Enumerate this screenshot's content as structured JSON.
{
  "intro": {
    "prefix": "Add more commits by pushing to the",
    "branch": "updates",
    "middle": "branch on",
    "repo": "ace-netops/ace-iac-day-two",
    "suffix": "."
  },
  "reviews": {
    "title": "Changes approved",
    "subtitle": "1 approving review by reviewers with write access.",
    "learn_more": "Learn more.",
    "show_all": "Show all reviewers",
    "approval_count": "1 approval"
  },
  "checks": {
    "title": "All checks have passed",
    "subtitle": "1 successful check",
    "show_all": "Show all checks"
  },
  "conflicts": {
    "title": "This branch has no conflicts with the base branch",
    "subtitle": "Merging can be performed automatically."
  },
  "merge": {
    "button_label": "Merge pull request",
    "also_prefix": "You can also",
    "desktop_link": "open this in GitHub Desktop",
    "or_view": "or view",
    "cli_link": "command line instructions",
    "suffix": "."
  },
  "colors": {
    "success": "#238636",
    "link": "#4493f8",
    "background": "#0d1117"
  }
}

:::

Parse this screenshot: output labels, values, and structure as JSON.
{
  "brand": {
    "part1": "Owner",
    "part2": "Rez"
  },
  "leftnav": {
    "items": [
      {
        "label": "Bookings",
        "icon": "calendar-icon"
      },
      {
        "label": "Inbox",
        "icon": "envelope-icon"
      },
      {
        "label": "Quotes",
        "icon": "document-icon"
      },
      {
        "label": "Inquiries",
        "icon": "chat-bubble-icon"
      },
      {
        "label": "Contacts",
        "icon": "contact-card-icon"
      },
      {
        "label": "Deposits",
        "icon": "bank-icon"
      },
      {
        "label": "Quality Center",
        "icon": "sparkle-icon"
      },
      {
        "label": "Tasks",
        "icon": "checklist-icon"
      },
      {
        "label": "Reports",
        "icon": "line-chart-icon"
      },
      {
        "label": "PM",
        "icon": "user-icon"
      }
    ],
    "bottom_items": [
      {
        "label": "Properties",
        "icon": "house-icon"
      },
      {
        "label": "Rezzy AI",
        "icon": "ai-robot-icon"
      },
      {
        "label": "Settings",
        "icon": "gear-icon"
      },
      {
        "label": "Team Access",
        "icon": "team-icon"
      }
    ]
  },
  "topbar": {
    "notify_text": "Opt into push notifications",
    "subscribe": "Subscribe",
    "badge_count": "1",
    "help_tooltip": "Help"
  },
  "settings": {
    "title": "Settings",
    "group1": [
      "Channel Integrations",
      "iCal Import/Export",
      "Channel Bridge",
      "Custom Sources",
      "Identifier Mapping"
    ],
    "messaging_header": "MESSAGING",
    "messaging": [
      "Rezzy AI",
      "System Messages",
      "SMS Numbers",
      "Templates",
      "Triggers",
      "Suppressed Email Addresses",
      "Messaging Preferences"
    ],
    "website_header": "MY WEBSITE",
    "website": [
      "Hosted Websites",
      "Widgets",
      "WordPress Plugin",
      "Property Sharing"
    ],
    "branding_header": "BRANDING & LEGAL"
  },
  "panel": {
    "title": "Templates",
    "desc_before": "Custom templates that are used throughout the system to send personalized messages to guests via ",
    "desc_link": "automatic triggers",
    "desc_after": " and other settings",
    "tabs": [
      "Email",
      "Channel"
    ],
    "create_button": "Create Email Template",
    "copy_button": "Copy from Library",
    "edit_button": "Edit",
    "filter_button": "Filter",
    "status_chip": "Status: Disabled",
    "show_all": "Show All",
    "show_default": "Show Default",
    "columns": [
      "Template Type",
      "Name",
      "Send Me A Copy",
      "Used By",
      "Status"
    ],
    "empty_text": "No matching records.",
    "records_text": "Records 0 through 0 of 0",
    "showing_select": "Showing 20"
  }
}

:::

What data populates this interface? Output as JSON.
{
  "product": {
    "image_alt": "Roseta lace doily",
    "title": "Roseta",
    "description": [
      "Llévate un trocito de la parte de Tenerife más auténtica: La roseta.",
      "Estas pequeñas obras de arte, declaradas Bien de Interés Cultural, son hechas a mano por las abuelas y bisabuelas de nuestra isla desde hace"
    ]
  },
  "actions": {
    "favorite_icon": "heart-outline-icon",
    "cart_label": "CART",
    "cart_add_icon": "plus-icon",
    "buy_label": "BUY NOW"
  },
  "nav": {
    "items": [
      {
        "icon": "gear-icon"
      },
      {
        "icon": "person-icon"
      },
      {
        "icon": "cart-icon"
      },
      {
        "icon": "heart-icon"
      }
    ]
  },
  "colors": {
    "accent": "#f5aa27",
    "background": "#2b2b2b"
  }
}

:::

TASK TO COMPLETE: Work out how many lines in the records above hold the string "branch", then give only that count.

ANSWER TO THIS PROBLEM: 3